— Exercise description —
Leaving the pictures aside, return all of the data below exactly.

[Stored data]
▬▬▬

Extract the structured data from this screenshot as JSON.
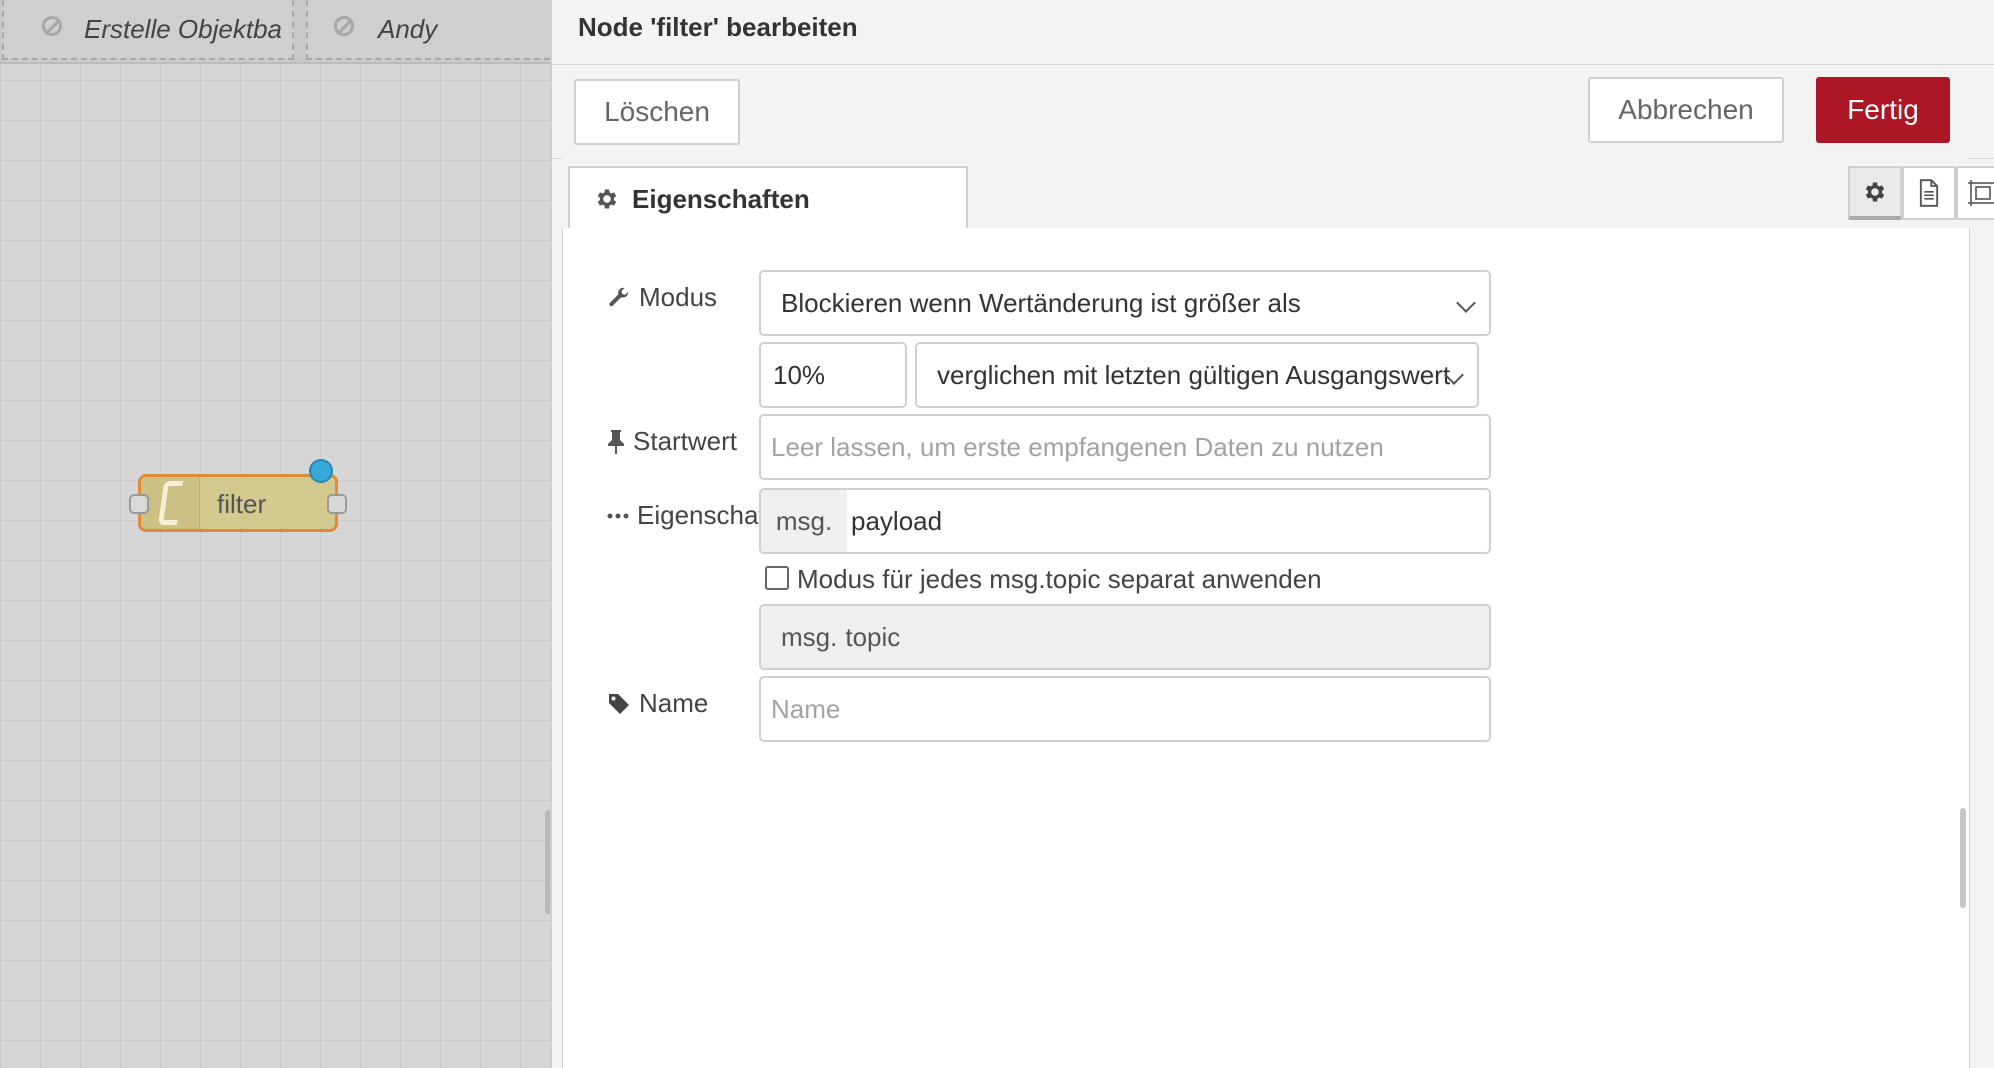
{
  "workspace": {
    "tabs": [
      {
        "label": "Erstelle Objektba"
      },
      {
        "label": "Andy"
      }
    ],
    "node": {
      "label": "filter"
    }
  },
  "tray": {
    "title": "Node 'filter' bearbeiten",
    "buttons": {
      "delete": "Löschen",
      "cancel": "Abbrechen",
      "done": "Fertig"
    },
    "tabs": {
      "properties": "Eigenschaften"
    },
    "form": {
      "mode_label": "Modus",
      "mode_value": "Blockieren wenn Wertänderung ist größer als",
      "threshold_value": "10%",
      "compare_value": "verglichen mit letzten gültigen Ausgangswert",
      "start_label": "Startwert",
      "start_placeholder": "Leer lassen, um erste empfangenen Daten zu nutzen",
      "property_label": "Eigenschaft",
      "property_prefix": "msg.",
      "property_value": "payload",
      "separate_label": "Modus für jedes msg.topic separat anwenden",
      "topic_prefix": "msg.",
      "topic_value": "topic",
      "name_label": "Name",
      "name_placeholder": "Name"
    }
  },
  "colors": {
    "primary_button": "#ad1625",
    "node_fill": "#d2c98e",
    "node_border": "#e08a3c",
    "changed_dot": "#36a9d8"
  }
}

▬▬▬

— Your solution —
Extract the structured data from this screenshot as JSON.
{
  "workspace": {
    "tabs": [
      {
        "label": "Erstelle Objektba"
      },
      {
        "label": "Andy"
      }
    ],
    "node": {
      "label": "filter"
    }
  },
  "tray": {
    "title": "Node 'filter' bearbeiten",
    "buttons": {
      "delete": "Löschen",
      "cancel": "Abbrechen",
      "done": "Fertig"
    },
    "tabs": {
      "properties": "Eigenschaften"
    },
    "form": {
      "mode_label": "Modus",
      "mode_value": "Blockieren wenn Wertänderung ist größer als",
      "threshold_value": "10%",
      "compare_value": "verglichen mit letzten gültigen Ausgangswert",
      "start_label": "Startwert",
      "start_placeholder": "Leer lassen, um erste empfangenen Daten zu nutzen",
      "property_label": "Eigenschaft",
      "property_prefix": "msg.",
      "property_value": "payload",
      "separate_label": "Modus für jedes msg.topic separat anwenden",
      "topic_prefix": "msg.",
      "topic_value": "topic",
      "name_label": "Name",
      "name_placeholder": "Name"
    }
  },
  "colors": {
    "primary_button": "#ad1625",
    "node_fill": "#d2c98e",
    "node_border": "#e08a3c",
    "changed_dot": "#36a9d8"
  }
}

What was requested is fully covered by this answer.